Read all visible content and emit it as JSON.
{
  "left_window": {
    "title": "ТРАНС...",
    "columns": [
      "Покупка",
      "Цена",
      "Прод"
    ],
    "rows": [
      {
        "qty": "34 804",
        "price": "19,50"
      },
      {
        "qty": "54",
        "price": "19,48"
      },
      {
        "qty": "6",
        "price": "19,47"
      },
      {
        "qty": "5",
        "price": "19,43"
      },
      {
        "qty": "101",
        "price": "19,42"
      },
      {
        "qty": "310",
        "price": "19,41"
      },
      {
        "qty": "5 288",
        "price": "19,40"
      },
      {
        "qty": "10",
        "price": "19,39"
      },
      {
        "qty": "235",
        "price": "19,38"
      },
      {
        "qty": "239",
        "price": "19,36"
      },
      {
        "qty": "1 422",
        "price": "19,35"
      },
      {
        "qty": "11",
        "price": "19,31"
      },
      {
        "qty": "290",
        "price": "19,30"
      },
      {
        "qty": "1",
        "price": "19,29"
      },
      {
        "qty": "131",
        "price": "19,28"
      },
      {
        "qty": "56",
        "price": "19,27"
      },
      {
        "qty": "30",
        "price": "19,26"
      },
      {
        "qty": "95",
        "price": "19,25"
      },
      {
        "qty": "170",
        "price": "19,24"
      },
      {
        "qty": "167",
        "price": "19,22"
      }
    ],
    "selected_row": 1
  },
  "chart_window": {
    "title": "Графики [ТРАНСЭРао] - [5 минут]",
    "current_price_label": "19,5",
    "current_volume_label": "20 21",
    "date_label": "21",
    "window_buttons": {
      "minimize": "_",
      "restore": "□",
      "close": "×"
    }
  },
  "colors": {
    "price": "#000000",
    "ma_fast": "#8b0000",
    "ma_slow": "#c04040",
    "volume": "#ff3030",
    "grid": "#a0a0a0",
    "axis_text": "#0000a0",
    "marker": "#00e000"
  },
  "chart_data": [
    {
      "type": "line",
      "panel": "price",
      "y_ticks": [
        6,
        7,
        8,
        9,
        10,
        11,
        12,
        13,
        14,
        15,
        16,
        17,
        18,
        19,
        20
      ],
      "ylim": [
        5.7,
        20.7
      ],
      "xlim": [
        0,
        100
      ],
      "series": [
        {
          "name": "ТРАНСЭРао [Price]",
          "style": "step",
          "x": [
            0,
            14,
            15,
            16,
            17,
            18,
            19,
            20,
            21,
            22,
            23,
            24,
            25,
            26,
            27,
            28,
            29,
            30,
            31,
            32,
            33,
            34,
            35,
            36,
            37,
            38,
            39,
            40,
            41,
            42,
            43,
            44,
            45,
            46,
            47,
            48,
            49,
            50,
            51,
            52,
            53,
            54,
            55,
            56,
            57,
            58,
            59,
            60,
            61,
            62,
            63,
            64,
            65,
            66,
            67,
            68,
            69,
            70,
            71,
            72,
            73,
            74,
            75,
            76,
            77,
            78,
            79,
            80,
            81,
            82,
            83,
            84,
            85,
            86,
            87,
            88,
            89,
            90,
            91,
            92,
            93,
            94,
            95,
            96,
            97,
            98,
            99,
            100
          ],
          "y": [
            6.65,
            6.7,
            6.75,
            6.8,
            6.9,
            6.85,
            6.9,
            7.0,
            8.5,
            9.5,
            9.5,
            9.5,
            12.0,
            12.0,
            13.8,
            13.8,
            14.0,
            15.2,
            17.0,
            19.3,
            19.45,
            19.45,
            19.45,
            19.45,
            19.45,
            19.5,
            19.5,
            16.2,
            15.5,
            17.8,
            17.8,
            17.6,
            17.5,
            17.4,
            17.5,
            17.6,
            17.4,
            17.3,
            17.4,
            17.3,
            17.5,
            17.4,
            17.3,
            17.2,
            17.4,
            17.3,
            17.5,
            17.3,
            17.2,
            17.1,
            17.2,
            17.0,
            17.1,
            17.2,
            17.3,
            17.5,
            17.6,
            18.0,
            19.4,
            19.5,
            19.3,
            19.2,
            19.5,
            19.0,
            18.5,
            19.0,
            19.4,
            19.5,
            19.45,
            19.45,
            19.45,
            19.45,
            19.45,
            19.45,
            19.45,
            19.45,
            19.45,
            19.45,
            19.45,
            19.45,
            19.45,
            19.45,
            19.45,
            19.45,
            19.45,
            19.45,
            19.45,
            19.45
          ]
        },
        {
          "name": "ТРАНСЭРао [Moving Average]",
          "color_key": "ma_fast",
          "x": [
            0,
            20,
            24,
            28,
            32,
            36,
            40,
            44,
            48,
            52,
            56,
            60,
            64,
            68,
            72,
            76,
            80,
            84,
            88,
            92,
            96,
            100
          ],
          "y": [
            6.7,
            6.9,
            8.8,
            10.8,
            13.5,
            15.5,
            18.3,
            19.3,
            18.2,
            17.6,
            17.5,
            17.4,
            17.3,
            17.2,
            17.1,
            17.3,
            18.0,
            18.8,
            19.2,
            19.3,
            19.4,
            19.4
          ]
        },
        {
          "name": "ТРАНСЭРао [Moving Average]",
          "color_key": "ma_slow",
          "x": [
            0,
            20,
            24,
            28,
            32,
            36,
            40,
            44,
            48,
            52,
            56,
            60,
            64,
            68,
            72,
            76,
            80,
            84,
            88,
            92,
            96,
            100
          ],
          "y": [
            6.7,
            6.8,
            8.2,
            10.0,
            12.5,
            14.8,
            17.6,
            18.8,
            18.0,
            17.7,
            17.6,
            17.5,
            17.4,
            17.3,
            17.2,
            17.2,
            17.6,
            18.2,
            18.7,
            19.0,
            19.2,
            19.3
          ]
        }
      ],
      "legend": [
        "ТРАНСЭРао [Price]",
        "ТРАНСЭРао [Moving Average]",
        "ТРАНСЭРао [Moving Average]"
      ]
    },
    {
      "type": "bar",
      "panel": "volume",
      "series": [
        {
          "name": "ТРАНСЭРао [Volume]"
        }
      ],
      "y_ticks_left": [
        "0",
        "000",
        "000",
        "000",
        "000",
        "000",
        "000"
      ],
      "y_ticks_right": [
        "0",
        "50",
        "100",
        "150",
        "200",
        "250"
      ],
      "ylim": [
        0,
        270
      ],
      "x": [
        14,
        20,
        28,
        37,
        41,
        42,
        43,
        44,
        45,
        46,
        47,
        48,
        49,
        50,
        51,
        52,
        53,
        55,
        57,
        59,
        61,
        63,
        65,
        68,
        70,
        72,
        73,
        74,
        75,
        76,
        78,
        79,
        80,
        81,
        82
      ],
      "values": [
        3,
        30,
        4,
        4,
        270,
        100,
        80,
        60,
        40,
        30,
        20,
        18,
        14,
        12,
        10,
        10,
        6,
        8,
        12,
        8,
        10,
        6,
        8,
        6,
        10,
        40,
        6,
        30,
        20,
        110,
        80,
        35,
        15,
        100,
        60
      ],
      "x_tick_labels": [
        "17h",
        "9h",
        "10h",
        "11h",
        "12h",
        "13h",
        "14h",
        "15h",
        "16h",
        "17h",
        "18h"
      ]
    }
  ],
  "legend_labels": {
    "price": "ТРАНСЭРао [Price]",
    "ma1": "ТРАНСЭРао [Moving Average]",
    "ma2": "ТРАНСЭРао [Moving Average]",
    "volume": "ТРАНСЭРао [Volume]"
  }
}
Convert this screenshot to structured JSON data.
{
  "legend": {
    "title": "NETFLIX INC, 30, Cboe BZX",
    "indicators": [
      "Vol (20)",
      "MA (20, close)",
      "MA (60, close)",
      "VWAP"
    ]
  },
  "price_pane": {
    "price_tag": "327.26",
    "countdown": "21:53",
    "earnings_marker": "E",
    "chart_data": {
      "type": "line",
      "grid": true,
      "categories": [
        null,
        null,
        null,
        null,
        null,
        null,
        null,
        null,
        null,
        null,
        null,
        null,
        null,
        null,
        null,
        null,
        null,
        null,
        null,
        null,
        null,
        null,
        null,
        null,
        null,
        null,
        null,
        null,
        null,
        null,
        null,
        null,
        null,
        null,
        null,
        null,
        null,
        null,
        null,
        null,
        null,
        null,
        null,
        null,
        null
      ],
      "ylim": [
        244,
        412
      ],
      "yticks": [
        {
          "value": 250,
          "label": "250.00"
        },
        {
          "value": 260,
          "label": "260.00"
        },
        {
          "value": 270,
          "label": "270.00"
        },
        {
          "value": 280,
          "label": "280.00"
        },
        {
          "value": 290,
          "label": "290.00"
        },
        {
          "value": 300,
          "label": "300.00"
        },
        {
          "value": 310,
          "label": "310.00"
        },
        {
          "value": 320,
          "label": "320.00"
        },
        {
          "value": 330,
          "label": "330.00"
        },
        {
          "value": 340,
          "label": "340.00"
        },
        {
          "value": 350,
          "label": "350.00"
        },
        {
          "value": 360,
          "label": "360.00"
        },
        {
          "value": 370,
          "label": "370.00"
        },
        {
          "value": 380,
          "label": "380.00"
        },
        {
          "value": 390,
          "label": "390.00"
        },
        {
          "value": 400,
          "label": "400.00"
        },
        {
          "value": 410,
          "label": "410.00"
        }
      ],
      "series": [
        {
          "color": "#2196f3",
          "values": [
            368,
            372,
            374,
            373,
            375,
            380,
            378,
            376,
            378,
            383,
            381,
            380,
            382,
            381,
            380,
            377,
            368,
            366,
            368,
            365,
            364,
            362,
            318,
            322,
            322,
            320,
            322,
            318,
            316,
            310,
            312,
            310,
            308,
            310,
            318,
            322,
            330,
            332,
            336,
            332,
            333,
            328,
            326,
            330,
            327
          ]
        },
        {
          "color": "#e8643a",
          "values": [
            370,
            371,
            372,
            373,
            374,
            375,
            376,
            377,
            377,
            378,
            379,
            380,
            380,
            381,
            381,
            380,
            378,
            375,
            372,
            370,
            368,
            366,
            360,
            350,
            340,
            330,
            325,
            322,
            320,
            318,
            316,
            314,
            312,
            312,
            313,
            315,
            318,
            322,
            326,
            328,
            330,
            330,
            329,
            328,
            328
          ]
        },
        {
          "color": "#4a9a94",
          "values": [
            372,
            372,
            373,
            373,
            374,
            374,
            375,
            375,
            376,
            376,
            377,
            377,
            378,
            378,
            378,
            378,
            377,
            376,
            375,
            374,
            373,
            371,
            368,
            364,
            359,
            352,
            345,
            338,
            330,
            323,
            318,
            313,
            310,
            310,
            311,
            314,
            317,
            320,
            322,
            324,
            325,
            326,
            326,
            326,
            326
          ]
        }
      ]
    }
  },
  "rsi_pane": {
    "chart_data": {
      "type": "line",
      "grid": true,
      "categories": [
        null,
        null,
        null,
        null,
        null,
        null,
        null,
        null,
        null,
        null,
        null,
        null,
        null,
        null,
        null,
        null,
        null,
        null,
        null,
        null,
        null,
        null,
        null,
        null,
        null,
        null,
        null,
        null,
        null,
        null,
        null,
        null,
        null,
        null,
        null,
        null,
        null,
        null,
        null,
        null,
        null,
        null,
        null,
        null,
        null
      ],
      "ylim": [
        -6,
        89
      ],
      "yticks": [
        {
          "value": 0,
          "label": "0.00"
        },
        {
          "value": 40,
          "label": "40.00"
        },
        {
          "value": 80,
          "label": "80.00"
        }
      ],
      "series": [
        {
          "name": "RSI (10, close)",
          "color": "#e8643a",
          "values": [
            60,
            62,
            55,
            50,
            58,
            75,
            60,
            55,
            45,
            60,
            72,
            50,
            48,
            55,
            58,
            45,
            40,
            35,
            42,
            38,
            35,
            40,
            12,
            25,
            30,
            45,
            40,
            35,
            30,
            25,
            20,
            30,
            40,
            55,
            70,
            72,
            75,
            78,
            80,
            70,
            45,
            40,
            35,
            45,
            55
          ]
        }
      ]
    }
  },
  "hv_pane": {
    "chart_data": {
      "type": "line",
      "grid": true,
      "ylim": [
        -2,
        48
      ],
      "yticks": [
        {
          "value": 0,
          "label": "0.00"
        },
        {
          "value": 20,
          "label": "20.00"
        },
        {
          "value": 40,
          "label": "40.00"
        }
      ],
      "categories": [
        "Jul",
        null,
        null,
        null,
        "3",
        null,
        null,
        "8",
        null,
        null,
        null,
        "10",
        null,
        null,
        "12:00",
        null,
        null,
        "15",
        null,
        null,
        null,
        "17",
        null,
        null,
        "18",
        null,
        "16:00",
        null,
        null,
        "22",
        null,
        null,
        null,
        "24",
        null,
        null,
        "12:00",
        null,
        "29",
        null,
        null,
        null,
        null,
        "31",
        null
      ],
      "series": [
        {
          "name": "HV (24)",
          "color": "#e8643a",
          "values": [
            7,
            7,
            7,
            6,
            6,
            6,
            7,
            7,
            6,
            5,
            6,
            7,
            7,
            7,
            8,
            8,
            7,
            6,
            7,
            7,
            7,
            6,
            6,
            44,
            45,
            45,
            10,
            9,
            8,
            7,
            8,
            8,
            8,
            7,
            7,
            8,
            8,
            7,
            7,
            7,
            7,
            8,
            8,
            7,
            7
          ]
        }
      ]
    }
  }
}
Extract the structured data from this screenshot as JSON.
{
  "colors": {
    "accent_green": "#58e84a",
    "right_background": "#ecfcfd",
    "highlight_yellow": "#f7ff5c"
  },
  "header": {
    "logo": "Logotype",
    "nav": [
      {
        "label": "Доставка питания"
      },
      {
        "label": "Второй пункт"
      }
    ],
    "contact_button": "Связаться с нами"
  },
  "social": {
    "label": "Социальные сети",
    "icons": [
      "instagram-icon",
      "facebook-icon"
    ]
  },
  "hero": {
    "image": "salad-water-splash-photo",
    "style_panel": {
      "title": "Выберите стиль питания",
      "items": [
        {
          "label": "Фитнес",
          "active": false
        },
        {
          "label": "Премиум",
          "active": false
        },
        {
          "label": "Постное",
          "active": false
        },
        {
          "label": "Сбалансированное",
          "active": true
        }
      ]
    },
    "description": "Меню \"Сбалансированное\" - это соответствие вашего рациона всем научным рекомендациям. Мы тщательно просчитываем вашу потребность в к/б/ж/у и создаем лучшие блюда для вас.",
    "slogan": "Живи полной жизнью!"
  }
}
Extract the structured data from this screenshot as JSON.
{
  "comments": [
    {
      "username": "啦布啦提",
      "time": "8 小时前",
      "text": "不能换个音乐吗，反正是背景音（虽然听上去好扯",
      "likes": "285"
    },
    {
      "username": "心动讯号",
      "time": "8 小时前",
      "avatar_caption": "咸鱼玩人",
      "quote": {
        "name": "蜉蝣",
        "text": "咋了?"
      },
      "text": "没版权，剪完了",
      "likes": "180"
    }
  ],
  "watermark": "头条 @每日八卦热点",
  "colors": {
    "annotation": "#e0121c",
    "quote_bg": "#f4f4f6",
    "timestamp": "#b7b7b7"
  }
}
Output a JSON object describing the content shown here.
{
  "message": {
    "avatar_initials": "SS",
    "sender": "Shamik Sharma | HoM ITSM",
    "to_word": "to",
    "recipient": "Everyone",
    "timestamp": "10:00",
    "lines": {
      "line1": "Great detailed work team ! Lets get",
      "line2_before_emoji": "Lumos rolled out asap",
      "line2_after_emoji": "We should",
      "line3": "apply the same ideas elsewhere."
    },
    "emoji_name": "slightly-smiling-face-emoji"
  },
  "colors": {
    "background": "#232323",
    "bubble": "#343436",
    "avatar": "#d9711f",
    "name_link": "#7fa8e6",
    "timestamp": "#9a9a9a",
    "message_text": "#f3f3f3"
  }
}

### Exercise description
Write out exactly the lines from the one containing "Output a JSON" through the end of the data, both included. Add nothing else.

### Response
Output a JSON object describing the content shown here.
{
  "message": {
    "avatar_initials": "SS",
    "sender": "Shamik Sharma | HoM ITSM",
    "to_word": "to",
    "recipient": "Everyone",
    "timestamp": "10:00",
    "lines": {
      "line1": "Great detailed work team ! Lets get",
      "line2_before_emoji": "Lumos rolled out asap",
      "line2_after_emoji": "We should",
      "line3": "apply the same ideas elsewhere."
    },
    "emoji_name": "slightly-smiling-face-emoji"
  },
  "colors": {
    "background": "#232323",
    "bubble": "#343436",
    "avatar": "#d9711f",
    "name_link": "#7fa8e6",
    "timestamp": "#9a9a9a",
    "message_text": "#f3f3f3"
  }
}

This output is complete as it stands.